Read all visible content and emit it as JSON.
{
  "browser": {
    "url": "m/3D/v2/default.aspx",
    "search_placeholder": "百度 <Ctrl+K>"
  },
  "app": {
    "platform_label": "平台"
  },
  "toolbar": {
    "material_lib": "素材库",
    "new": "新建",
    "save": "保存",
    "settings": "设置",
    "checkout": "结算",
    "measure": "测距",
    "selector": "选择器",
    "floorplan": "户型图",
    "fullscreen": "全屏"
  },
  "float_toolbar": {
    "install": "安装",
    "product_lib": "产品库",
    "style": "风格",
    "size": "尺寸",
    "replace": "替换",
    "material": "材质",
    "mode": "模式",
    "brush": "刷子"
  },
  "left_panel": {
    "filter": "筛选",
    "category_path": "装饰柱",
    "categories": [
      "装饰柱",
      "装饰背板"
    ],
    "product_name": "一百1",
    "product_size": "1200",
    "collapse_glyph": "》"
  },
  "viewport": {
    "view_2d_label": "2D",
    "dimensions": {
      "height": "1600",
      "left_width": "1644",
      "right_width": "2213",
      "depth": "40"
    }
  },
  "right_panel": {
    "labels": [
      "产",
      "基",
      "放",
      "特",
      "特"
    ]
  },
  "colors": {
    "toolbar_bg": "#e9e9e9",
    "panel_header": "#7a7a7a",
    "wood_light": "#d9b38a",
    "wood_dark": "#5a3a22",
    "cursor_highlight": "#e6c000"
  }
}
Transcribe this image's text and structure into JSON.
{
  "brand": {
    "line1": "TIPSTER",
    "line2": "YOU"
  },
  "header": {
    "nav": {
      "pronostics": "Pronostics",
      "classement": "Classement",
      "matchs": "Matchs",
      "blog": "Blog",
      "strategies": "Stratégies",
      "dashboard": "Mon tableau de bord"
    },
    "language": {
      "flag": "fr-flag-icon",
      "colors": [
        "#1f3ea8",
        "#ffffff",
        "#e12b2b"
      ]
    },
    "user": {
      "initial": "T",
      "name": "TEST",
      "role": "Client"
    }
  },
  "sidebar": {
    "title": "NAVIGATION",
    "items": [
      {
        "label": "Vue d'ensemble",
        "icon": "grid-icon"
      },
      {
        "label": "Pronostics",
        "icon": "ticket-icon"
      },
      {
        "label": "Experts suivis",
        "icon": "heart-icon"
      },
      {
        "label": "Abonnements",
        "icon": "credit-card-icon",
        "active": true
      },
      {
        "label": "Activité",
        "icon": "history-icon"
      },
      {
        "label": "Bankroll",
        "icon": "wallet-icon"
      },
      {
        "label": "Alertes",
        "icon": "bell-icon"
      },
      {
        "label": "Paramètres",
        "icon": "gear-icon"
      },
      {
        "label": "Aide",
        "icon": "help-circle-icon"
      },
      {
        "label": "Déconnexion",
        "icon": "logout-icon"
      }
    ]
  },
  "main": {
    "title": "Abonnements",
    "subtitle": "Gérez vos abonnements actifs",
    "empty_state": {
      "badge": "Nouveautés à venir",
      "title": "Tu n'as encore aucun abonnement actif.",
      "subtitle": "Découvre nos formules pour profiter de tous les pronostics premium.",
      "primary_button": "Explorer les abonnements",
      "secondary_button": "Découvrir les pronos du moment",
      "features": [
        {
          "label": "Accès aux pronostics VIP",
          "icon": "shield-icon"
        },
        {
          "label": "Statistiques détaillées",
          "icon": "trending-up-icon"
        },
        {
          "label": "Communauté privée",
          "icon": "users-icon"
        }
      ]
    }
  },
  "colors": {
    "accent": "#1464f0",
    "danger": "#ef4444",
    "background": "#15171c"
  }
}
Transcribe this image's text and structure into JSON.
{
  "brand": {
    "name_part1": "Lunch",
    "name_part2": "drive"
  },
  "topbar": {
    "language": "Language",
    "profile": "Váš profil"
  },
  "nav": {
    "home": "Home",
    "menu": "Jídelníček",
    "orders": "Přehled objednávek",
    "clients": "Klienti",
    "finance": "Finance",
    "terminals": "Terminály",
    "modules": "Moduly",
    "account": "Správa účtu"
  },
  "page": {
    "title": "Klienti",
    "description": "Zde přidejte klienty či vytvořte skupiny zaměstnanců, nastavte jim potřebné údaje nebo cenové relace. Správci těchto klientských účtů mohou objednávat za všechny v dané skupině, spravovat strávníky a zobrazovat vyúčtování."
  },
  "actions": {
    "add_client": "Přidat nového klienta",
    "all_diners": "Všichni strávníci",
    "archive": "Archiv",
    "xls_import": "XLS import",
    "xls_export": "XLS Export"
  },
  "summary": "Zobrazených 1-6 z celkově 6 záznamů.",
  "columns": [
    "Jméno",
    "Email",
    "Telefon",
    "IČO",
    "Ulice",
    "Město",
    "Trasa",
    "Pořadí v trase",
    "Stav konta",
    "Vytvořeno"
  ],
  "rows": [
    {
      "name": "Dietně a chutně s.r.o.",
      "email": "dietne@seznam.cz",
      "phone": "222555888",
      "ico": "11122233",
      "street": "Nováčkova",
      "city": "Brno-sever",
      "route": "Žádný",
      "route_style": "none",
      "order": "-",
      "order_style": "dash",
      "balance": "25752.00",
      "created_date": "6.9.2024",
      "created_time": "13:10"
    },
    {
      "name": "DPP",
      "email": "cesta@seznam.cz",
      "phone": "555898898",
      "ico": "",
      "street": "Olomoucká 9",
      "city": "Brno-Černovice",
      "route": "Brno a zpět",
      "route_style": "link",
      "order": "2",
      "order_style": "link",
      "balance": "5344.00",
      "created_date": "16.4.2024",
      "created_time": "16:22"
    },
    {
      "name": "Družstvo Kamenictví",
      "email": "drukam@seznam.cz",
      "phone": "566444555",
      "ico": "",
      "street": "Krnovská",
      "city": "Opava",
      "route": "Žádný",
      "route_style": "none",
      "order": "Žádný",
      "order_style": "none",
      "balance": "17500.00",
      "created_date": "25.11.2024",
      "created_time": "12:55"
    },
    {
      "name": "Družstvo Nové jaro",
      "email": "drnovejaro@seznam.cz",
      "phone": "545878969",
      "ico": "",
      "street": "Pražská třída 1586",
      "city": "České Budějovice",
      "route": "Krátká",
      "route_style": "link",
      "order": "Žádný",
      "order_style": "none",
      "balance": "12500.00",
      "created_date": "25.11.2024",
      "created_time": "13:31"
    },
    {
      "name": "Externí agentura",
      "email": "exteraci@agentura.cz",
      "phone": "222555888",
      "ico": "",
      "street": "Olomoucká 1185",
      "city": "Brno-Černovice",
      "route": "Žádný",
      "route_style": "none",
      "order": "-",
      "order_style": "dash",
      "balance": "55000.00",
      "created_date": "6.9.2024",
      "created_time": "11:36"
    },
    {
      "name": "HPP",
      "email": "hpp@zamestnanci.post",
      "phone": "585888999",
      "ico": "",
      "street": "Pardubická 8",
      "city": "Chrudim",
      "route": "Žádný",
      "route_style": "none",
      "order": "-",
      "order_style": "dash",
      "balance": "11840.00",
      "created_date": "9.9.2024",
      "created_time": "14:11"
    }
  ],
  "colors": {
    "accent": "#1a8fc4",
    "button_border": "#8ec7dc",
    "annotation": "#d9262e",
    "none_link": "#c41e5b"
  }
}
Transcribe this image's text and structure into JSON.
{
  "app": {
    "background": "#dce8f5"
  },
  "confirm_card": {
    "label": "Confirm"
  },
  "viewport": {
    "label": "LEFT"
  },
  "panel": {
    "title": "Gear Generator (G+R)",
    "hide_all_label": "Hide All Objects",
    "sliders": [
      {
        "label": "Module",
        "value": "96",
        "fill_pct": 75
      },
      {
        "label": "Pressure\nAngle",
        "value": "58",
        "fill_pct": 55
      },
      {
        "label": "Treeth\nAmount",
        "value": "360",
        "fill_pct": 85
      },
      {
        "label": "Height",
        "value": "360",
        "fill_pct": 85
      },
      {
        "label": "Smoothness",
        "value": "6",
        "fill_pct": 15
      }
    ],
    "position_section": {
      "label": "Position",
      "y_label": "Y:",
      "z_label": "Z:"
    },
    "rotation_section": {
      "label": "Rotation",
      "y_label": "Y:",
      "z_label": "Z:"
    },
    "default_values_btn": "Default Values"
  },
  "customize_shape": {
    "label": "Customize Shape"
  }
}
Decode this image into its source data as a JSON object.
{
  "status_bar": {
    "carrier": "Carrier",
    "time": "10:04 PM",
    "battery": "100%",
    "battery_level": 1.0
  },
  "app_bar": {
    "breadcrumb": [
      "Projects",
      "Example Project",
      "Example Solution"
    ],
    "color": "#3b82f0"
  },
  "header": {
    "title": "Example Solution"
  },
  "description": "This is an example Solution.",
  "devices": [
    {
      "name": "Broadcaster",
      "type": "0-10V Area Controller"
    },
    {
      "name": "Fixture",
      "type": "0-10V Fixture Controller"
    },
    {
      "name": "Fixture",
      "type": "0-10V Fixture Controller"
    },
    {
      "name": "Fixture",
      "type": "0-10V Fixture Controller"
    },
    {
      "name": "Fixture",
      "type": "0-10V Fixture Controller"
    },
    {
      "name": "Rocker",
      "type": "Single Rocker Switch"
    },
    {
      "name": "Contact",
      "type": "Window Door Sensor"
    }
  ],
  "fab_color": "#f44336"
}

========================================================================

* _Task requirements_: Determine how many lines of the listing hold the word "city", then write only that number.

* _Final answer_: 6